In contrast to Schedelbauer’s stark tone, Mary Helena Clark’s By Foot Candle Light entices the audience along a fascinating alternation between illusions and revelations. Beginning with a spotlight on red curtains, which rise to uncover the spotlight itself, we follow the film through the night sky, spelunking in dark caverns, attending dance recitals, and finally ending up with a man in a nondescript room engaging in a curious staring contest, hiding, squinting, and bulging his eyes. Clark maneuvers through wild shifts in tone and content, always directing the viewer’s eye, anticipating and playing with our reactions. Fun and mysterious, the film finishes before the audience is finished with it, leaving us wondering what we’ve just witnessed.

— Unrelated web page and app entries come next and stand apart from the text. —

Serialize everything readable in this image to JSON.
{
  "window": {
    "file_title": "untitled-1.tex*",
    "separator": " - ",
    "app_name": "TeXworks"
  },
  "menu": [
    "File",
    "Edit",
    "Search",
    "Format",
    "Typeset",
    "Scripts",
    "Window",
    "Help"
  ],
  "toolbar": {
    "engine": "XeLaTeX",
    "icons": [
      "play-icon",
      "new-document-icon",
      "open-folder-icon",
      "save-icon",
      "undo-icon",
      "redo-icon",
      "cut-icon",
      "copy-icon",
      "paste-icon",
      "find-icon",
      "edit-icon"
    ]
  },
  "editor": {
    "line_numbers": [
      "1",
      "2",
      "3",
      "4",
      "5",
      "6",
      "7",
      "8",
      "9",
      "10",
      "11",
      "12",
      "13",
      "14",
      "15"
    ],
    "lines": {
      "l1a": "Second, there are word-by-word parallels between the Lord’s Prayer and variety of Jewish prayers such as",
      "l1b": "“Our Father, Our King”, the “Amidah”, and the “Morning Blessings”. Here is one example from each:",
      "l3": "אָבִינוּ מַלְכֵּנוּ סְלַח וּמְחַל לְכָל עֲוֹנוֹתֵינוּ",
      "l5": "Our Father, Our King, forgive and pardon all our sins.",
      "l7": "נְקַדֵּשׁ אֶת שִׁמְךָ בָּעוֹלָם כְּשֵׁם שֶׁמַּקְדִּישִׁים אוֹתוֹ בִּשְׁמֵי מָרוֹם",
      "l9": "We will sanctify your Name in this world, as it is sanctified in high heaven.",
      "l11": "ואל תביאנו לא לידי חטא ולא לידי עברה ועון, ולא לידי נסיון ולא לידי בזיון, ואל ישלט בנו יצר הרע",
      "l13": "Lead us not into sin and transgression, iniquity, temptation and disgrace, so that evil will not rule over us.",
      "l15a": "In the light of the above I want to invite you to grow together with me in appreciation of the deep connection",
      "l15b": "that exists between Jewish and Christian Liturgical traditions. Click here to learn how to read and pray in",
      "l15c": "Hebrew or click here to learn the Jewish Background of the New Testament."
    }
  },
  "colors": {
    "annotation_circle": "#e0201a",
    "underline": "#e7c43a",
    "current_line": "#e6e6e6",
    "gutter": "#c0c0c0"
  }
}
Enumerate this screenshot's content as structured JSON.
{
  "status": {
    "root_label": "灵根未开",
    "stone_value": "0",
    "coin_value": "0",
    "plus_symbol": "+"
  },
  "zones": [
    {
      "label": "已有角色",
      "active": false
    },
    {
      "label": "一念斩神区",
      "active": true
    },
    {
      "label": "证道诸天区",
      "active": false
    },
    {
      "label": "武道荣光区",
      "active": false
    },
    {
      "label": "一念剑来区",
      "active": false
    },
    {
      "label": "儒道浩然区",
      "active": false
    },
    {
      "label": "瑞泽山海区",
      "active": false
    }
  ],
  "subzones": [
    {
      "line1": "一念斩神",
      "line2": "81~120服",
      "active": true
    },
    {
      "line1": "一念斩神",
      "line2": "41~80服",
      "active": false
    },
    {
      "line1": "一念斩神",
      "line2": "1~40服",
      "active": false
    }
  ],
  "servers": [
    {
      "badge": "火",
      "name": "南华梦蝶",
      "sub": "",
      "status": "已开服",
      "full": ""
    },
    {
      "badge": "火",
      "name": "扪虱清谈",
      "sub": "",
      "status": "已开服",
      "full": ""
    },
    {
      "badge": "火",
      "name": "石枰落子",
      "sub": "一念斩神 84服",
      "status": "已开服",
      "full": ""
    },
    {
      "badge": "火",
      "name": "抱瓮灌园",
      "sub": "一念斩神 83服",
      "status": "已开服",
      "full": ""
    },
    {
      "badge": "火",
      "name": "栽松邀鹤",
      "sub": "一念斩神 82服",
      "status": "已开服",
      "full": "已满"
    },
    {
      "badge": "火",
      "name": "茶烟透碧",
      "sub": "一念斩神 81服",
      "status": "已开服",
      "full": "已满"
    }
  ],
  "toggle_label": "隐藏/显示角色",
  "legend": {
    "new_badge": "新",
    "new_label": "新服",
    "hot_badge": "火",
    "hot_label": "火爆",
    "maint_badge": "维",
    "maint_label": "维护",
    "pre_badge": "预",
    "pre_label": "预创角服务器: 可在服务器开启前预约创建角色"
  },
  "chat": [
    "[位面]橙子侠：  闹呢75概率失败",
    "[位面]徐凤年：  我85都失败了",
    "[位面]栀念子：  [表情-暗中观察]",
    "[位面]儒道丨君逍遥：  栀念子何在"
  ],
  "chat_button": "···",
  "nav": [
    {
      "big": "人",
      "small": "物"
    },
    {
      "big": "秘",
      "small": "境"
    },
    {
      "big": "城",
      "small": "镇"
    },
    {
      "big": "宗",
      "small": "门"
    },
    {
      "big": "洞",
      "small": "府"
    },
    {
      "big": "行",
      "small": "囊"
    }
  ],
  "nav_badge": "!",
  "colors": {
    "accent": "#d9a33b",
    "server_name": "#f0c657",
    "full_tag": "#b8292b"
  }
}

A different kind of mystery unfolds in Ben Russell’s preternatural look at the Suriname River, River Rites, which begins with a man and some children on a sandy bank, speaking a language we cannot understand. We are somehow estranged from our normal mode of viewing, and it isn’t until we see the movement of the water that we ascribe this strangeness to Russell’s reversal of time. Indeed, not only can we not understand this language but, in fact, no one can. Our usual ethnographic distance from the subject—through questions of culture, location, and customs—is subordinated to ontological preoccupations, as our minds try to calculate the narrative of the severed cause-and-effect relationship we are accustomed to. At some point we lose interest in putting the past and the future in their proper order—the past becomes the future, and the revelation is in seeing next what came before. Our watching becomes recalibrated, rendering everything purely physical. Our newly discovered fascination with movement is not limited to the human body, but includes nets, clothing, and predominantly water. By the end we have lost our thoughts of cultural otherness and temporal reckoning and are left marveling at the strangeness of the world and the miracles of movement.